Excerpts from an interface dataset:
--- START ---

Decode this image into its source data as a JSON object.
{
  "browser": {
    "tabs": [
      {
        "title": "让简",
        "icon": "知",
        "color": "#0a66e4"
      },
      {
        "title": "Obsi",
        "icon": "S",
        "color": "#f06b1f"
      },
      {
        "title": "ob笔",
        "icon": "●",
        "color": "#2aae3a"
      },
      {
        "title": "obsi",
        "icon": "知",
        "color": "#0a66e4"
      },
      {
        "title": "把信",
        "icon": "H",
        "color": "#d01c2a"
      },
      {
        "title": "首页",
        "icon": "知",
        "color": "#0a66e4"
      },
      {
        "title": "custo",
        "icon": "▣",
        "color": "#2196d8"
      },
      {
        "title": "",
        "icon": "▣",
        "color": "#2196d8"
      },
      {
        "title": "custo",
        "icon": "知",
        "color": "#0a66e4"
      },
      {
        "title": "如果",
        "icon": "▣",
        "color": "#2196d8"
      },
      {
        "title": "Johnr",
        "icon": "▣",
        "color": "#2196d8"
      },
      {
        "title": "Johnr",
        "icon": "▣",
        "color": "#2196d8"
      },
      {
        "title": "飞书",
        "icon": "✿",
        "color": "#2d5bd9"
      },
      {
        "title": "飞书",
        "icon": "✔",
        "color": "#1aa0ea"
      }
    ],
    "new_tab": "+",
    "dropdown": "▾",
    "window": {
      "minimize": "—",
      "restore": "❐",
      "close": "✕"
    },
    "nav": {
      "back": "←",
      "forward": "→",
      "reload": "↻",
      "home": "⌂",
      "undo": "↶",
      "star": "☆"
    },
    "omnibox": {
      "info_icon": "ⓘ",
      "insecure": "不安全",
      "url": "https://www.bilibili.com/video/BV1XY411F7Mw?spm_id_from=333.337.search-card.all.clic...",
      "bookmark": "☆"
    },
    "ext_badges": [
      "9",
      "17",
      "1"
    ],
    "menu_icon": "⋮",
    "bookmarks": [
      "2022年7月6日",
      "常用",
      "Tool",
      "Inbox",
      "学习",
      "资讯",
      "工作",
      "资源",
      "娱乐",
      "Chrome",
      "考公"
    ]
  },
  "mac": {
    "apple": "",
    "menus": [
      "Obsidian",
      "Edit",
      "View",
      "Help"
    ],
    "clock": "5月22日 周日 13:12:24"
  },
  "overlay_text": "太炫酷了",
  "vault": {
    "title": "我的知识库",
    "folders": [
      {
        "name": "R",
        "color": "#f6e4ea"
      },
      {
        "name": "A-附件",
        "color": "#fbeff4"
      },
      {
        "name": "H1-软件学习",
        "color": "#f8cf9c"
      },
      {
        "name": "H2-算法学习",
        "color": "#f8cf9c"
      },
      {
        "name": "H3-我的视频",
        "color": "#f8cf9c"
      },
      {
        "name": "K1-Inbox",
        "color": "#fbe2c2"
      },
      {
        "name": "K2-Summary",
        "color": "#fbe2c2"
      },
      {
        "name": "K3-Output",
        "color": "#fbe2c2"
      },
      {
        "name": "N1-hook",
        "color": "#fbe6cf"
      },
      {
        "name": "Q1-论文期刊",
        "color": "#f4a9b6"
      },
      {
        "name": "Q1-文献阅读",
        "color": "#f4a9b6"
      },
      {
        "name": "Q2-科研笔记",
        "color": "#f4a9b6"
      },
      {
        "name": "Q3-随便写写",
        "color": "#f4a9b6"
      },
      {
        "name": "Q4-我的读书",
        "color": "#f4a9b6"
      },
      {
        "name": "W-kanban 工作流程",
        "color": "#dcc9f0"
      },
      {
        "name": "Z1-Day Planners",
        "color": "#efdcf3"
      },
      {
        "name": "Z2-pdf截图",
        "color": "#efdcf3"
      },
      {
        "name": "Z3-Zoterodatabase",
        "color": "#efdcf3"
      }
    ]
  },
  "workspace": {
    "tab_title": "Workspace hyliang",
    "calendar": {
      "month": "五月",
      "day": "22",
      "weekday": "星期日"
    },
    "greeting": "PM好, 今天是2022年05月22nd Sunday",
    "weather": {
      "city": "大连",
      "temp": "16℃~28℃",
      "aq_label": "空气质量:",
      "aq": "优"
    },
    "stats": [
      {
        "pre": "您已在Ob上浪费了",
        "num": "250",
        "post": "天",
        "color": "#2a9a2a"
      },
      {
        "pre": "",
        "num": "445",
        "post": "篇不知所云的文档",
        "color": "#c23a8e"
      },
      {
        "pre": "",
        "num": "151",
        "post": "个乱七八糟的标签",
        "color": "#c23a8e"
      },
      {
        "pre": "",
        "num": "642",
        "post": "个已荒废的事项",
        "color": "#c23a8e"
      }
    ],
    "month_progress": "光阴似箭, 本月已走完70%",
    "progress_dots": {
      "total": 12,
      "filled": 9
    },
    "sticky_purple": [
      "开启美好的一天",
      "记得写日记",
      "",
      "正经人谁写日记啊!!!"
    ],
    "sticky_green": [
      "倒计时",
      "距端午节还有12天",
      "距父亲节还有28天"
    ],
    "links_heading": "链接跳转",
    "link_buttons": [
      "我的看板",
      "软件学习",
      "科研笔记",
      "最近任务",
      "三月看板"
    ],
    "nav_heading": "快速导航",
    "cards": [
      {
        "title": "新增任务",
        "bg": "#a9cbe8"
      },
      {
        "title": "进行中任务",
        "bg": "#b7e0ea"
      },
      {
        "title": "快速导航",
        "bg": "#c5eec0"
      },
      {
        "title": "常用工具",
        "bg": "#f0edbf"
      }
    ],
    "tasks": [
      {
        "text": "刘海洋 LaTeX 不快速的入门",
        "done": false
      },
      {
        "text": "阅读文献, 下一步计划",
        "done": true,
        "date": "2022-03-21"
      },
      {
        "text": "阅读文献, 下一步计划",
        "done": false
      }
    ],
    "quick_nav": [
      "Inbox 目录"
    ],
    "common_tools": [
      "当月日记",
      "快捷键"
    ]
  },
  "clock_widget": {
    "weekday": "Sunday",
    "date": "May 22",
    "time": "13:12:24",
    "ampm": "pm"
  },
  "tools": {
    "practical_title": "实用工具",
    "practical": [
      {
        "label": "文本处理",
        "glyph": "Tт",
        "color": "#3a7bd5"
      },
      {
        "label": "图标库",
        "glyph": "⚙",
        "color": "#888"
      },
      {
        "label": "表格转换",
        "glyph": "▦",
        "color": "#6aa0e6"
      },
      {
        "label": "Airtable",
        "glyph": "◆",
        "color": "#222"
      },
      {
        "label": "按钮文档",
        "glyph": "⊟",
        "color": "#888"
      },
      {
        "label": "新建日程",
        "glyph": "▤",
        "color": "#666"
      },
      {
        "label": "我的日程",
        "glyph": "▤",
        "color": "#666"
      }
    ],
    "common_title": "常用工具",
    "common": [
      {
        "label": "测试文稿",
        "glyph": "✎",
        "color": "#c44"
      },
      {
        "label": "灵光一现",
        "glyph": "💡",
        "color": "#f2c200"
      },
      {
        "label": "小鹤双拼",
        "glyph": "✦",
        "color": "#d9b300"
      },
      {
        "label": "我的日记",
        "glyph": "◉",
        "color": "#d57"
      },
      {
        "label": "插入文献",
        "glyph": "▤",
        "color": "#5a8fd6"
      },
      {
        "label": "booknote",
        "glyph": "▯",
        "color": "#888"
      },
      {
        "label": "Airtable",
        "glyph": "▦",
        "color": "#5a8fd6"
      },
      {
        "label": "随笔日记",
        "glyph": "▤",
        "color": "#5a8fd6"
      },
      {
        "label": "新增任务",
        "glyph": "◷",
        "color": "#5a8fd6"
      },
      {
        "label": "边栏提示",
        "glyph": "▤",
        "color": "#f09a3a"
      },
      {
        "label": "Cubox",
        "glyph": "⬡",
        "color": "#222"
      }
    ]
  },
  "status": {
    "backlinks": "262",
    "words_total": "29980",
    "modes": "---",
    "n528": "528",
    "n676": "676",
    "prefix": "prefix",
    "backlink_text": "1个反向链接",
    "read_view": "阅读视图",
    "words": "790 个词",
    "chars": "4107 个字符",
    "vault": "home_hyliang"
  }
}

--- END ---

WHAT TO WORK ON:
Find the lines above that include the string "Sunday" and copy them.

RESULT OF THE TASK:
    "greeting": "PM好, 今天是2022年05月22nd Sunday",
    "weekday": "Sunday",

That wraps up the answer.